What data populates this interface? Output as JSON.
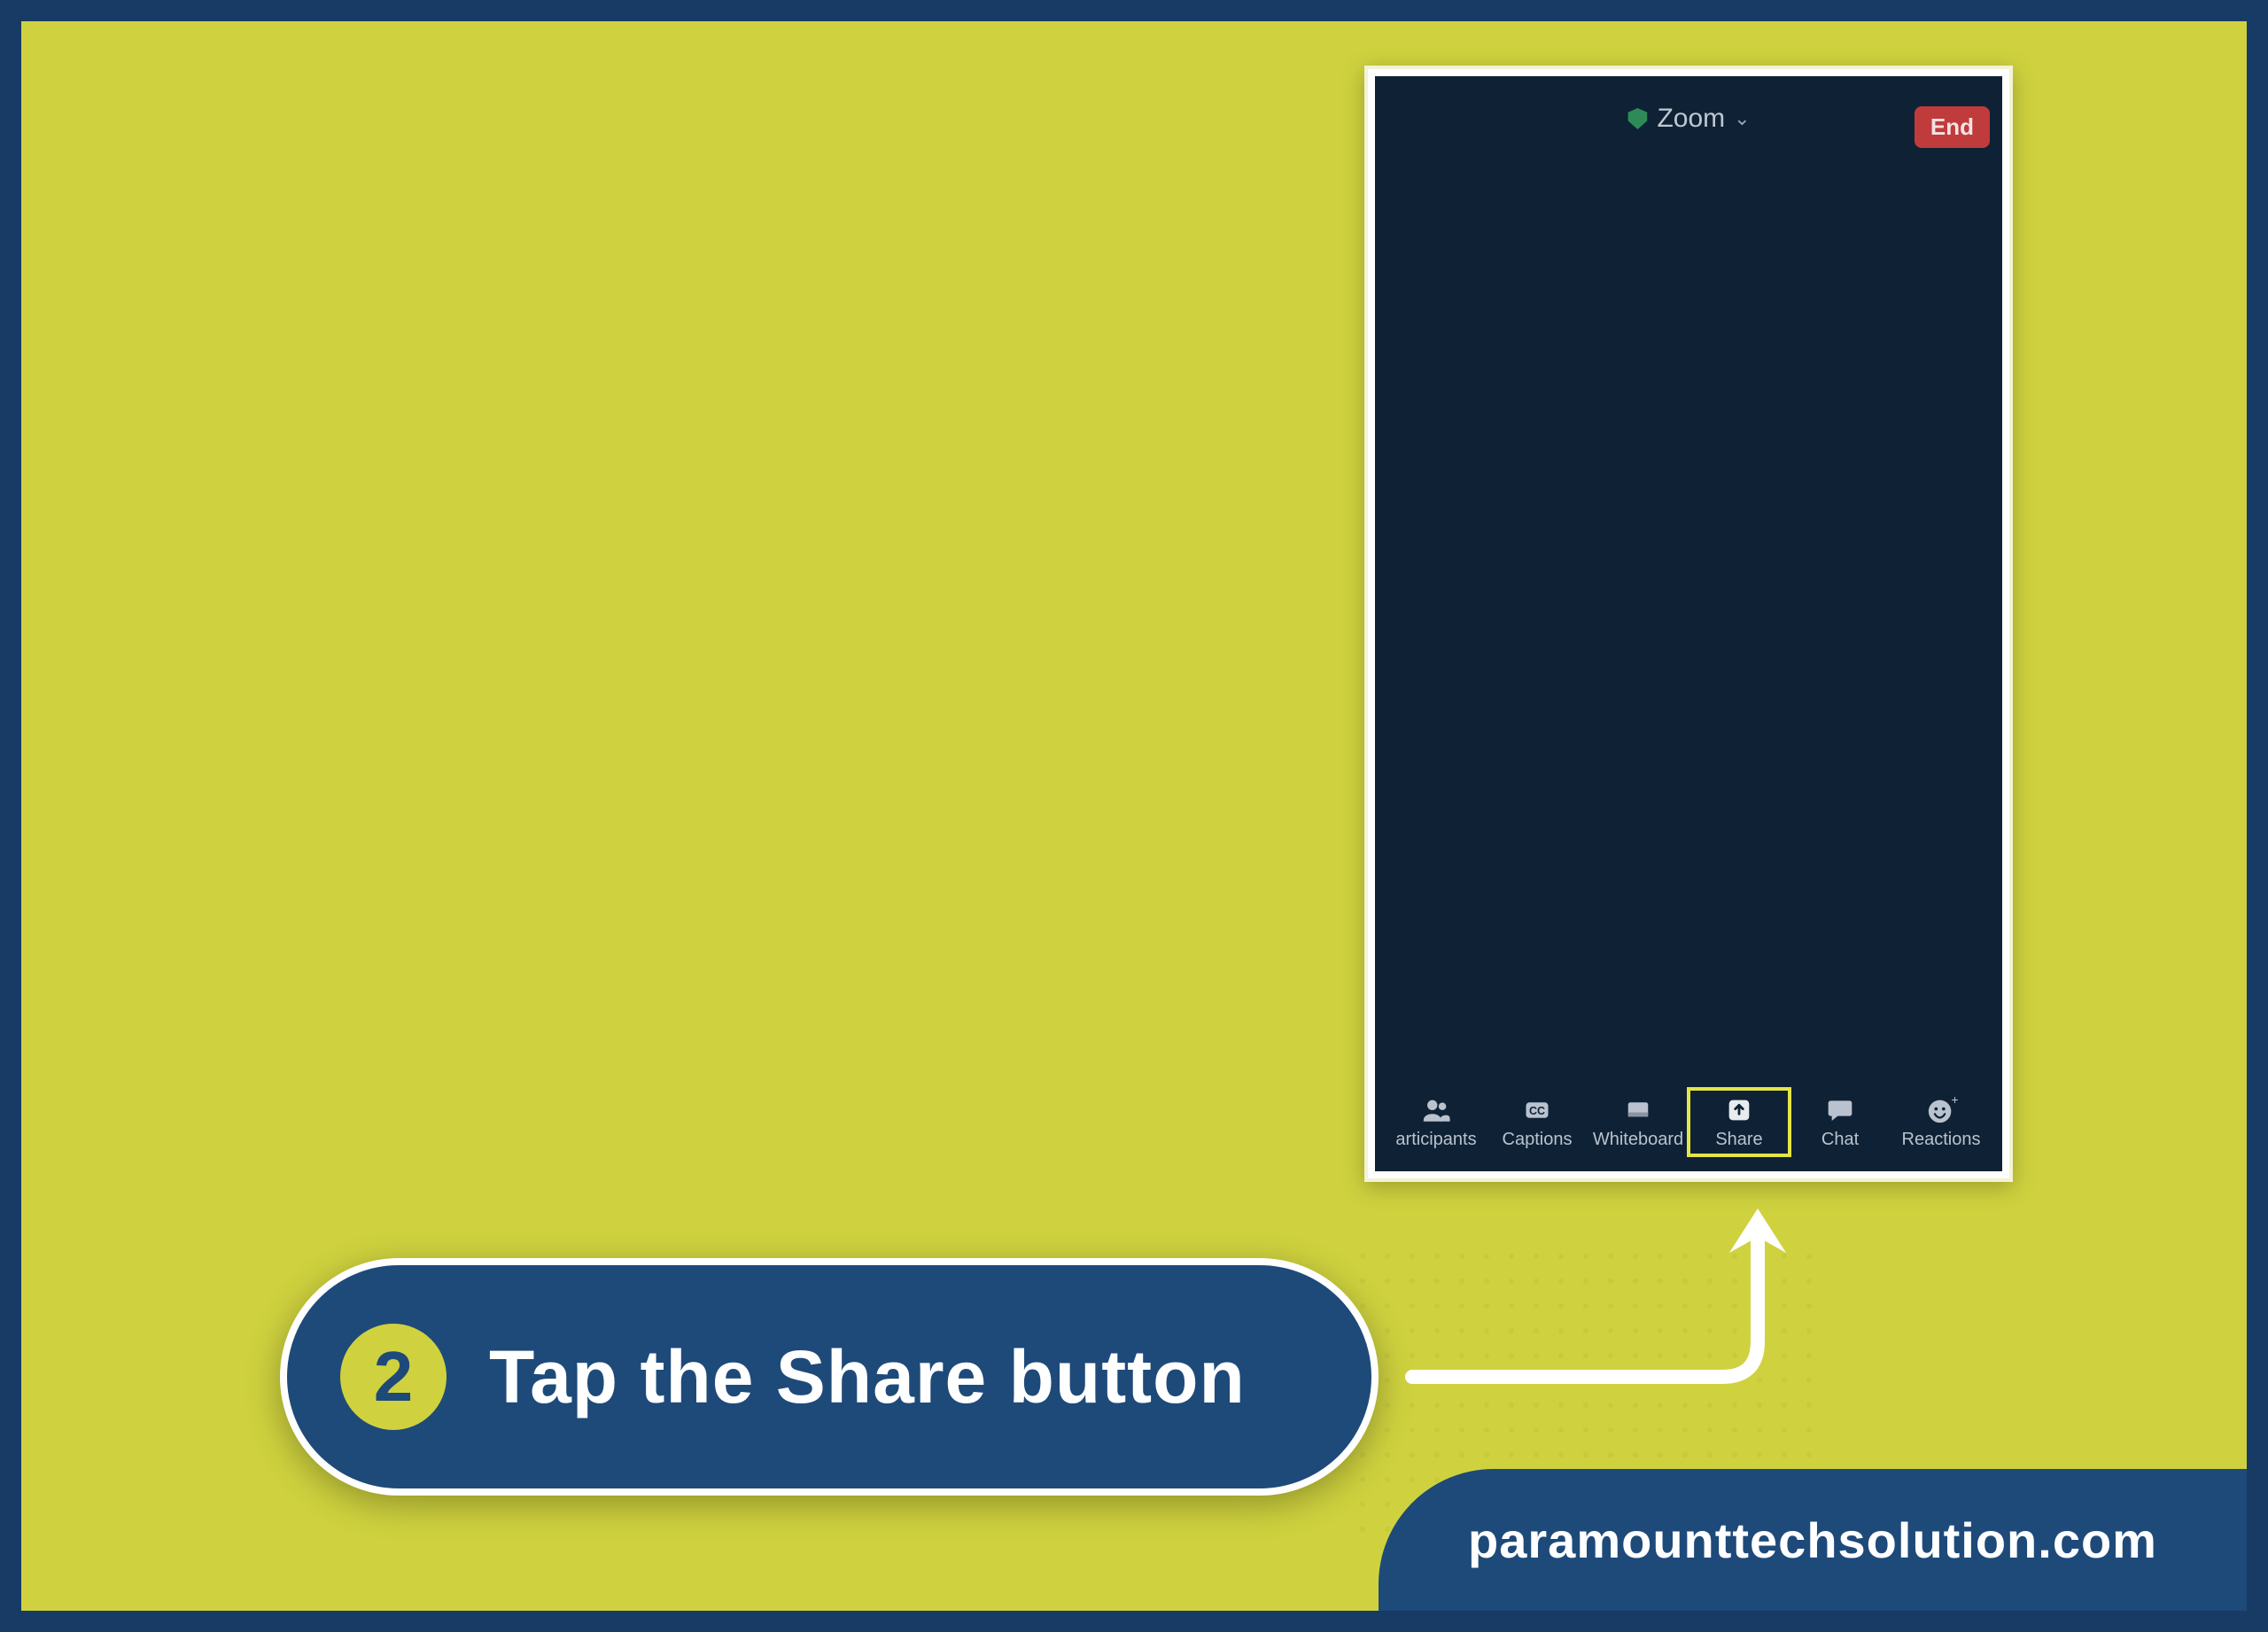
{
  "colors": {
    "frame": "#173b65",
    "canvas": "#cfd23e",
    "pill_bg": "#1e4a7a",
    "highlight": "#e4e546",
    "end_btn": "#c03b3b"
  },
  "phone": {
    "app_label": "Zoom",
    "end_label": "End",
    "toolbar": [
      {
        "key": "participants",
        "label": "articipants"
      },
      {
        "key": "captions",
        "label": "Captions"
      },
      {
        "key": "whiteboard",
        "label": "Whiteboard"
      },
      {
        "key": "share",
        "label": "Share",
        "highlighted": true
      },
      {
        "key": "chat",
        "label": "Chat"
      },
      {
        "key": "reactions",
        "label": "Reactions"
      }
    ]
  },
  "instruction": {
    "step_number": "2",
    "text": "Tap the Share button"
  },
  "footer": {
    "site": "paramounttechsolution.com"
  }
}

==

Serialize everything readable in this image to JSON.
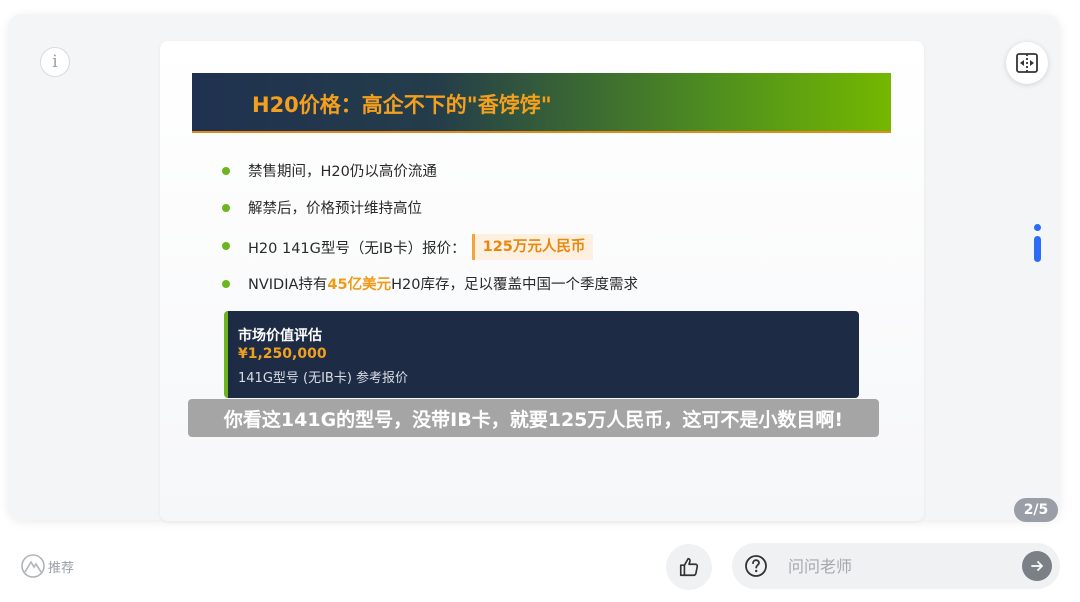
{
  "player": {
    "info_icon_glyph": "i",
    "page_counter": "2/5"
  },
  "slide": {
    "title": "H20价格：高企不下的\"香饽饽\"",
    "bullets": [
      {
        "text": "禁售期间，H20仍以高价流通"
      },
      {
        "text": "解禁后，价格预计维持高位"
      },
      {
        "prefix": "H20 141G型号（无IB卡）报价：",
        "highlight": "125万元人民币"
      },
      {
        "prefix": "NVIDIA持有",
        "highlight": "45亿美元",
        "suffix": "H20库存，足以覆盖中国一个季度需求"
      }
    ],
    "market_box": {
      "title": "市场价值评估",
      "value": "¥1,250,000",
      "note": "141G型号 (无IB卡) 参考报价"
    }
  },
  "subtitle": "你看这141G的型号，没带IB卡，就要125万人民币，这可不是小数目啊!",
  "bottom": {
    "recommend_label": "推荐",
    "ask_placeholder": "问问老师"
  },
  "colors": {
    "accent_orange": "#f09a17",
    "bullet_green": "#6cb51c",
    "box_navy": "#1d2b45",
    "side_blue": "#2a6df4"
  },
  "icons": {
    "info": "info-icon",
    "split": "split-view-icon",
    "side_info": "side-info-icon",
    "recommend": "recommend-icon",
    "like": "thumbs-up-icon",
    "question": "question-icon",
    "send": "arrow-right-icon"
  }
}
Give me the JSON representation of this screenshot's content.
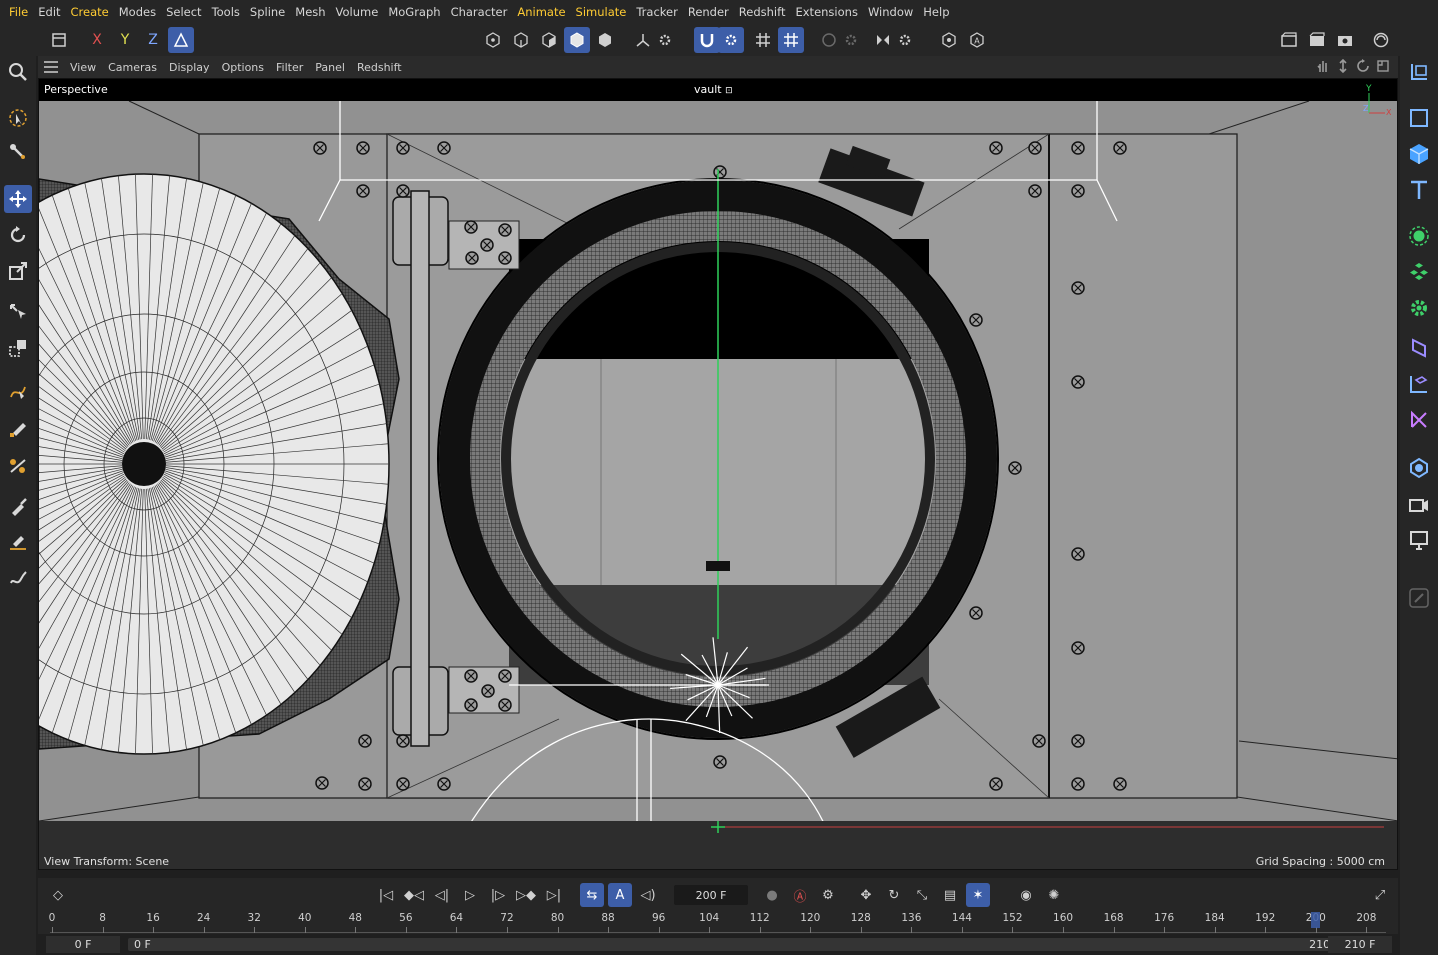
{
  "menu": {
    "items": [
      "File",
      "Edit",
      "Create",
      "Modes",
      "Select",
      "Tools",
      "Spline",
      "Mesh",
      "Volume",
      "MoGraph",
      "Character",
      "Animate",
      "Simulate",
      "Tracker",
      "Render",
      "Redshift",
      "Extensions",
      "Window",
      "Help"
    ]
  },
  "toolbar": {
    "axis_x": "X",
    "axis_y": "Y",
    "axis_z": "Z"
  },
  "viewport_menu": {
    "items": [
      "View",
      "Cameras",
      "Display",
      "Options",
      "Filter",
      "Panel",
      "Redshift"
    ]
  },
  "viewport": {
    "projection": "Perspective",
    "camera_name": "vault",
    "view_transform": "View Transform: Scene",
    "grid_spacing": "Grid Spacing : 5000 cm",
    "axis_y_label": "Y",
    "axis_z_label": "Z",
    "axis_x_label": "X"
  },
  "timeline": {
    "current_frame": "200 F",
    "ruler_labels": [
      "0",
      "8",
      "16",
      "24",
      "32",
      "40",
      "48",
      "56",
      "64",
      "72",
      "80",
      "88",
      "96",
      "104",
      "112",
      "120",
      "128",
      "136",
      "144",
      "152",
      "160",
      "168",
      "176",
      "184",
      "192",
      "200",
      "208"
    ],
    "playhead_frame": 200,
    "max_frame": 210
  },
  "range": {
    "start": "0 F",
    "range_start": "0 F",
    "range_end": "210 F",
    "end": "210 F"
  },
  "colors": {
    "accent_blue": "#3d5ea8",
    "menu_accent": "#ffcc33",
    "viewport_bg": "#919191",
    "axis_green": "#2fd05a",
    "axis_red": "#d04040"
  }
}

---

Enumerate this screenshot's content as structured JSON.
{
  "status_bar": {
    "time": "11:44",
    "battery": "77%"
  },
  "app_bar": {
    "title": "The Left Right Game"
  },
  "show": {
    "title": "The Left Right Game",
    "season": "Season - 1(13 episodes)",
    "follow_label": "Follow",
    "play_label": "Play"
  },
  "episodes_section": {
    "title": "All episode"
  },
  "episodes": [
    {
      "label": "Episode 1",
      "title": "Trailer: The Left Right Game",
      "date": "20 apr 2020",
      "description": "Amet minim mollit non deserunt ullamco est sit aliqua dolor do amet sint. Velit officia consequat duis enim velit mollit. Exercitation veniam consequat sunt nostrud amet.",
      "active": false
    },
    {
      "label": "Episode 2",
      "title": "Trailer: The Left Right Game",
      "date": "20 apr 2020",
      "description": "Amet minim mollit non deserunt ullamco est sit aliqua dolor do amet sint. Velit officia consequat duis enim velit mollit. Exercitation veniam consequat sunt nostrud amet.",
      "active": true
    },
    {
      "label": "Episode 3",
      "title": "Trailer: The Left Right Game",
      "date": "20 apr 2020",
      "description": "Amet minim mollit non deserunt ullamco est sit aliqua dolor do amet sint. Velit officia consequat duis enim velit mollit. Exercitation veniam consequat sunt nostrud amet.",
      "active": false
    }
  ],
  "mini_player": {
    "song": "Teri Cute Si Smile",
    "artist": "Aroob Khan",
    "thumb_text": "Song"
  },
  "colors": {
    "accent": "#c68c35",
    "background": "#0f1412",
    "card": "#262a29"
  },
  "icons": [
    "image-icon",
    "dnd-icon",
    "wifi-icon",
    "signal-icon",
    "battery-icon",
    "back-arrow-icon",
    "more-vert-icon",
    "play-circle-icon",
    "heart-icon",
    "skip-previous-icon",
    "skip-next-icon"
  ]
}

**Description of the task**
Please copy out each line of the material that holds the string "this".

**Solution**
What data populates this interface? Output as JSON.
Serialize everything readable in this image to JSON.
Give me the JSON representation of this screenshot's content.
Enumerate this screenshot's content as structured JSON.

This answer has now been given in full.